Play the climate change game at Fieldays
Farmers visiting NIWA’s Fieldays stand at Mystery Creek next week have the opportunity to see into their future by playing a game that dices with climate change.
The aim is to encourage farmers to plan for climate change and maximise their abilities and options in order to adapt and thrive as significant changes in weather patterns begin to take place.
The large board game has been developed by NIWA social scientists and has players deciding how they will face the challenge of dry periods or drought in the 2020s on a Waikato or Bay of Plenty dairy farm and then again 30 years later in the 2050s.
People are asked to play their way through potential dry conditions which, depending on a throw of the dice, could develop into drought or severe drought. They must then make decisions on how to manage their farm according to the conditions.

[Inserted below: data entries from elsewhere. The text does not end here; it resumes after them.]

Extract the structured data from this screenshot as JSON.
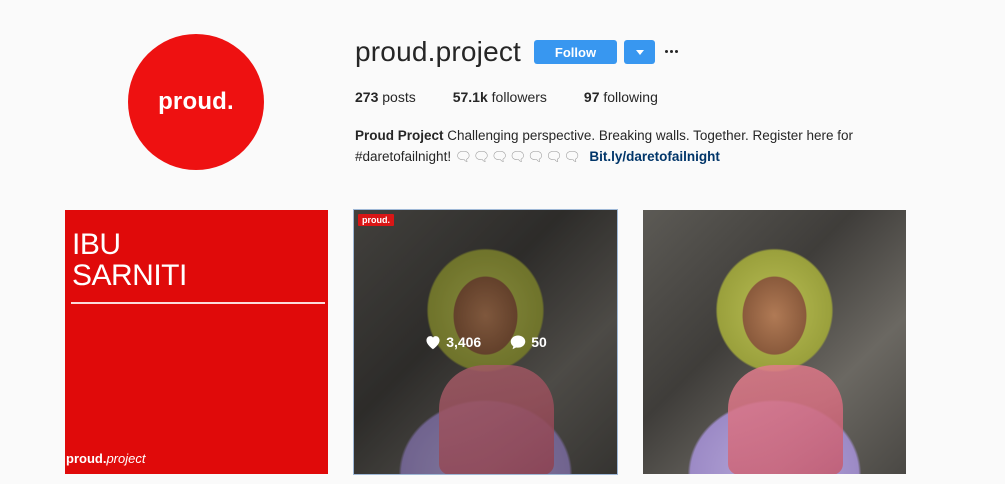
{
  "profile": {
    "avatar_text": "proud.",
    "username": "proud.project",
    "follow_label": "Follow"
  },
  "stats": {
    "posts_count": "273",
    "posts_label": " posts",
    "followers_count": "57.1k",
    "followers_label": " followers",
    "following_count": "97",
    "following_label": " following"
  },
  "bio": {
    "name": "Proud Project",
    "text": " Challenging perspective. Breaking walls. Together. Register here for #daretofailnight! ",
    "bubbles": "🗨🗨🗨🗨🗨🗨🗨",
    "link": "Bit.ly/daretofailnight"
  },
  "posts": [
    {
      "title_line1": "IBU",
      "title_line2": "SARNITI",
      "logo_bold": "proud.",
      "logo_italic": "project",
      "background": "#e00a0a"
    },
    {
      "tag": "proud.",
      "likes": "3,406",
      "comments": "50"
    },
    {}
  ],
  "colors": {
    "accent": "#3897f0",
    "brand_red": "#ee1111",
    "link": "#003569"
  },
  "icons": [
    "caret-down-icon",
    "more-icon",
    "heart-icon",
    "comment-icon"
  ]
}
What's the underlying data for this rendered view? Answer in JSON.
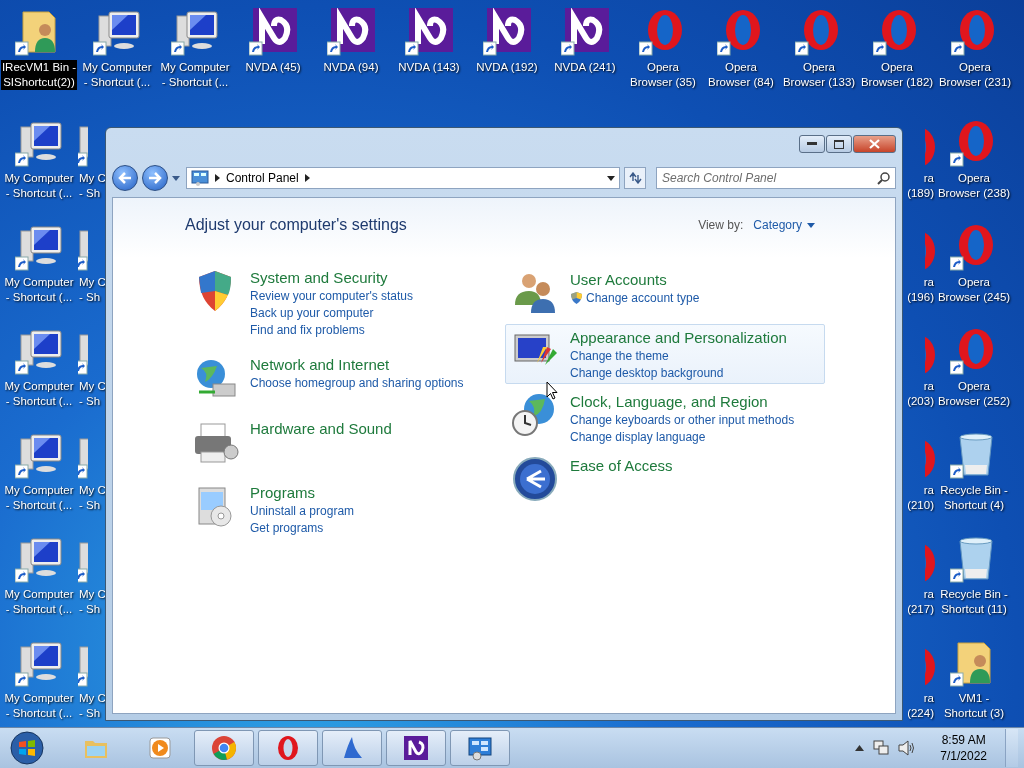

Players then choose from several typical responses – accessing water, buying food, selling stock, planting drought-resistant crops – and see how their farm responds to their choice. They can then repeat the process in the 2050s under what will then be the prevailing climate – more frequent, severe, or persistent droughts and increased restrictions on some farming options, for example.
The game is intended to highlight the challenges and opportunities climate change is bringing. NIWA also offers farmers the option of exploring how climate change will affect their properties via a computerised visualisation tool. They can also test the newly developed interactive Climate Change Toolkit for Farmers which enables people to plan for change in more detail.
NIWA chief scientist climate Dr Andrew Tait says understanding that significant change is coming it is imperative to plan how to adapt and thrive.
“It is important that people understand how much climate change is likely to affect New Zealand so they can make informed decisions based on good science.”
This year, NIWA and its sister Crown Research Institutes (CRI) AgResearch, Manaaki Whenua and Scion have a combined stand in the main pavilion looking at science solutions for our changing world. Each CRI will be highlighting their climate change research projects and what they mean for the agricultural sector.
Meanwhile, NIWA forecasters say the outlook for Fieldays is unsettled weather with rain, possibly heavy, leading up to the opening day on Wednesday. The best chance for dry weather is likely to be Thursday and Friday.